● GOAL OF THE EXERCISE:
Every record below should be repeated exactly, with the pictures left out.

★ ★ ★

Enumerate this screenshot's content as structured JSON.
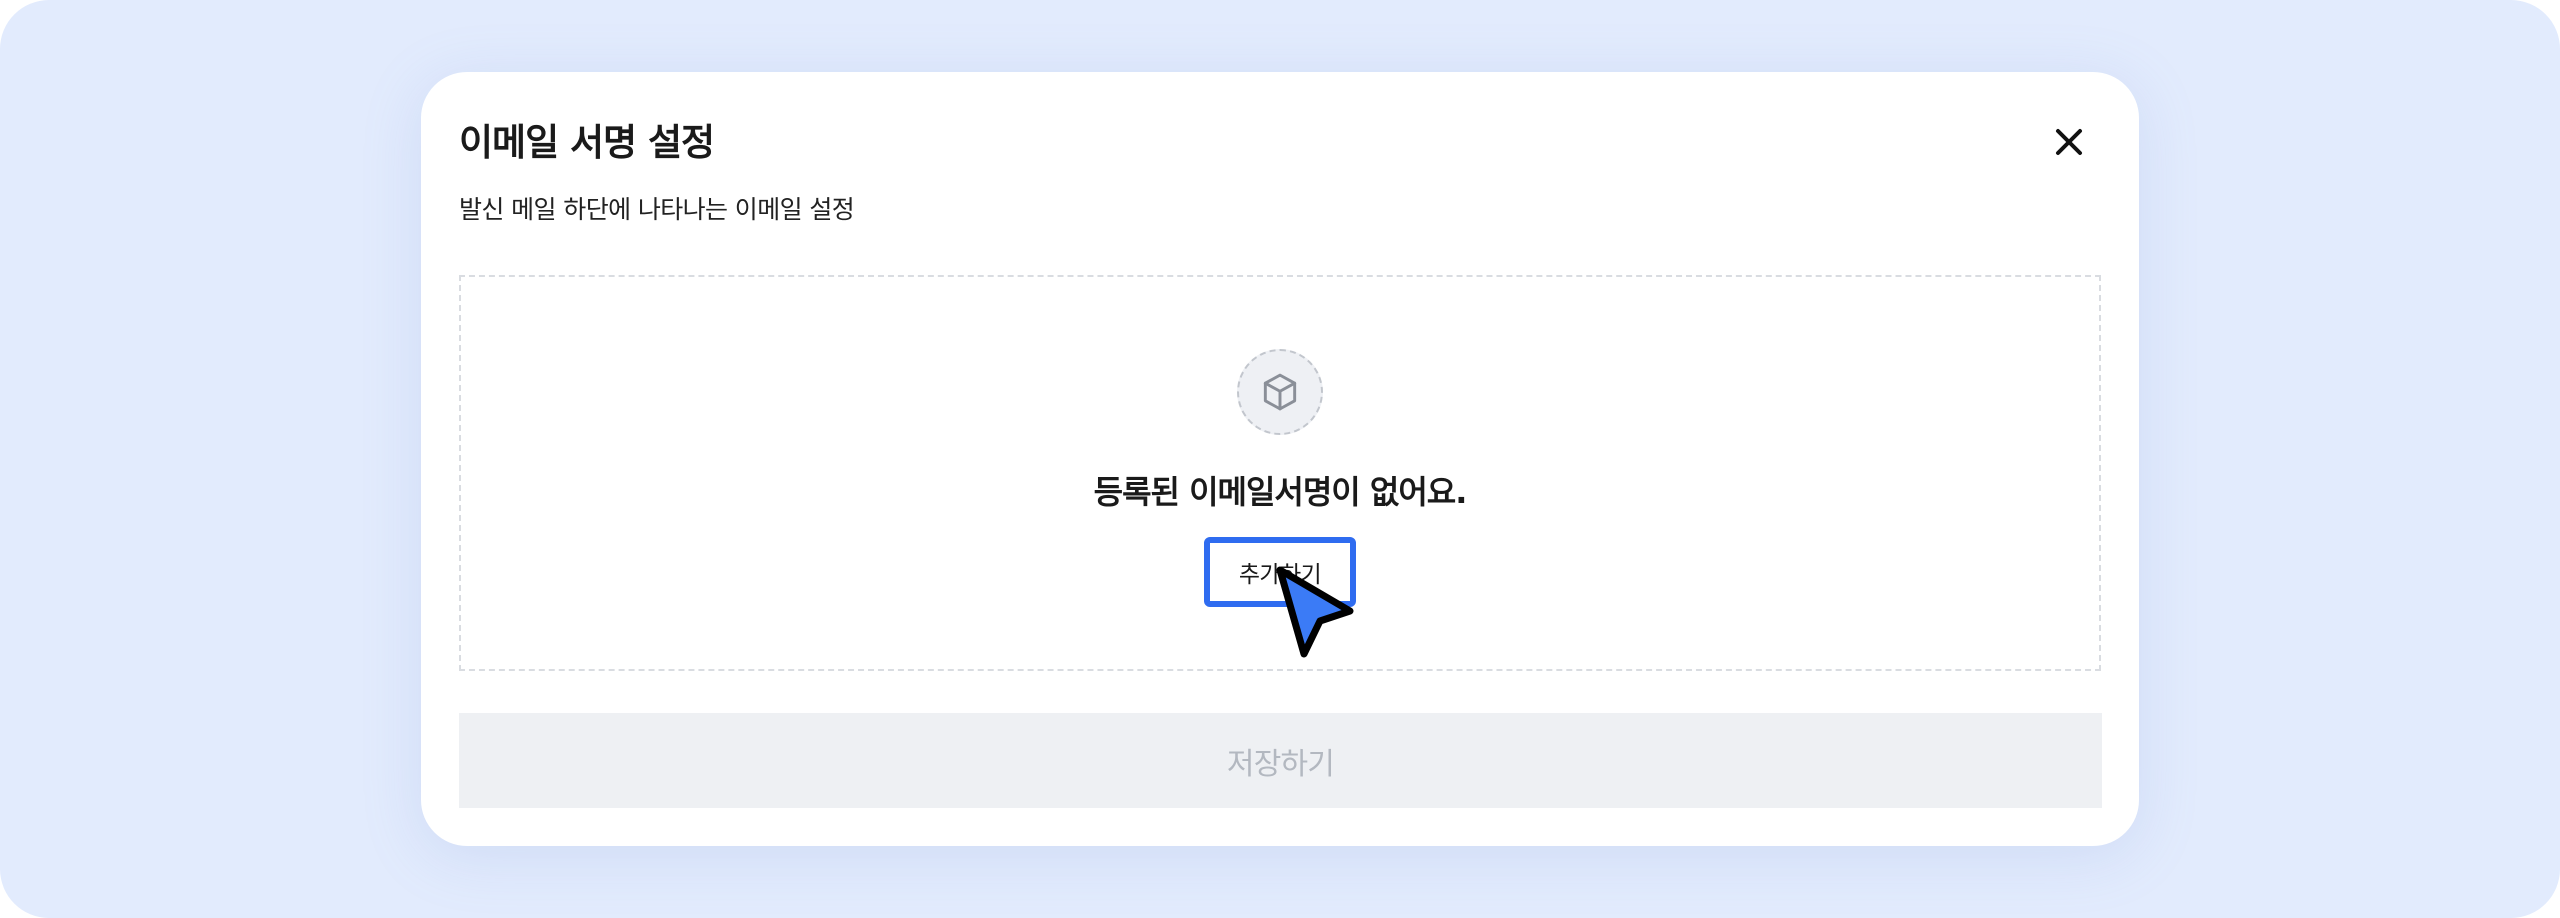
{
  "modal": {
    "title": "이메일 서명 설정",
    "subtitle": "발신 메일 하단에 나타나는 이메일 설정",
    "close_icon": "close-icon"
  },
  "empty_state": {
    "icon": "box-icon",
    "message": "등록된 이메일서명이 없어요.",
    "add_label": "추가하기"
  },
  "footer": {
    "save_label": "저장하기",
    "save_enabled": false
  },
  "cursor": {
    "icon": "mouse-pointer-icon"
  },
  "colors": {
    "background": "#e2ebfd",
    "accent": "#2f6cf0",
    "disabled_bg": "#eef0f3",
    "disabled_text": "#b3b8c0"
  }
}
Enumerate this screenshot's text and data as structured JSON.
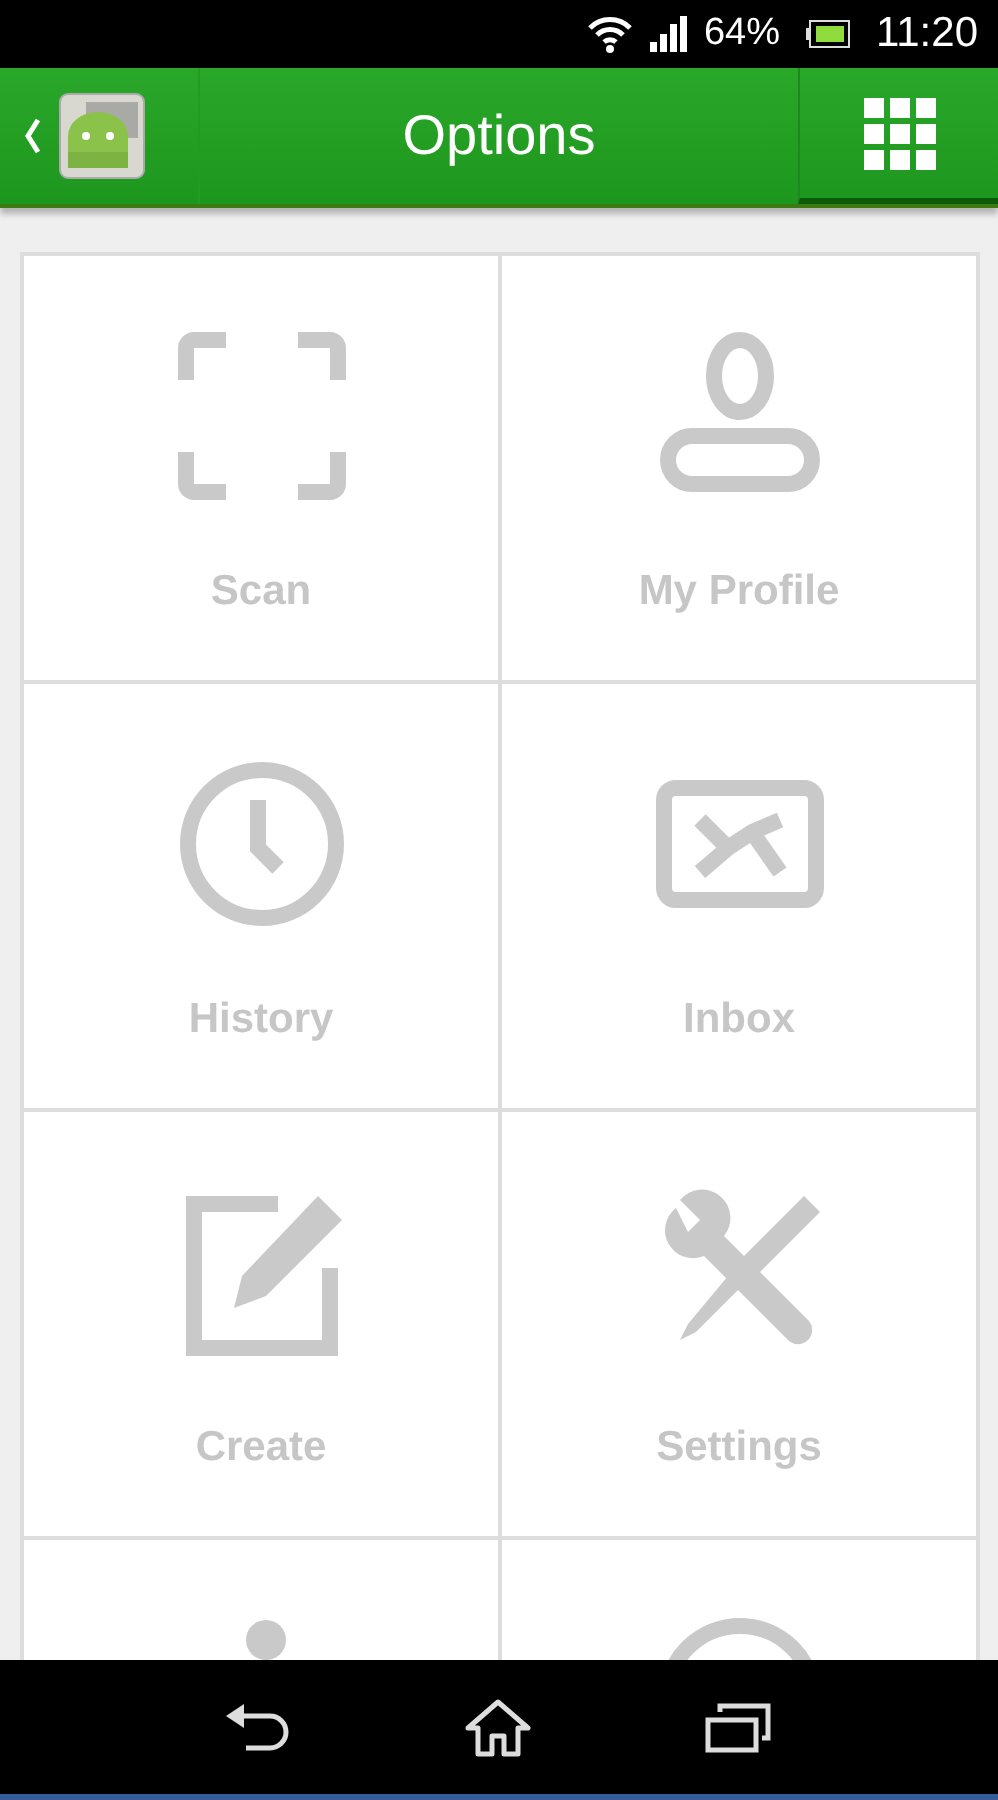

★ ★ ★

● ANSWER AREA:
Enumerate this screenshot's content as structured JSON.
{
  "modal": {
    "title": "이메일 서명 설정",
    "subtitle": "발신 메일 하단에 나타나는 이메일 설정",
    "close_icon": "close-icon"
  },
  "empty_state": {
    "icon": "box-icon",
    "message": "등록된 이메일서명이 없어요.",
    "add_label": "추가하기"
  },
  "footer": {
    "save_label": "저장하기",
    "save_enabled": false
  },
  "cursor": {
    "icon": "mouse-pointer-icon"
  },
  "colors": {
    "background": "#e2ebfd",
    "accent": "#2f6cf0",
    "disabled_bg": "#eef0f3",
    "disabled_text": "#b3b8c0"
  }
}
Enumerate this screenshot's text and data as structured JSON.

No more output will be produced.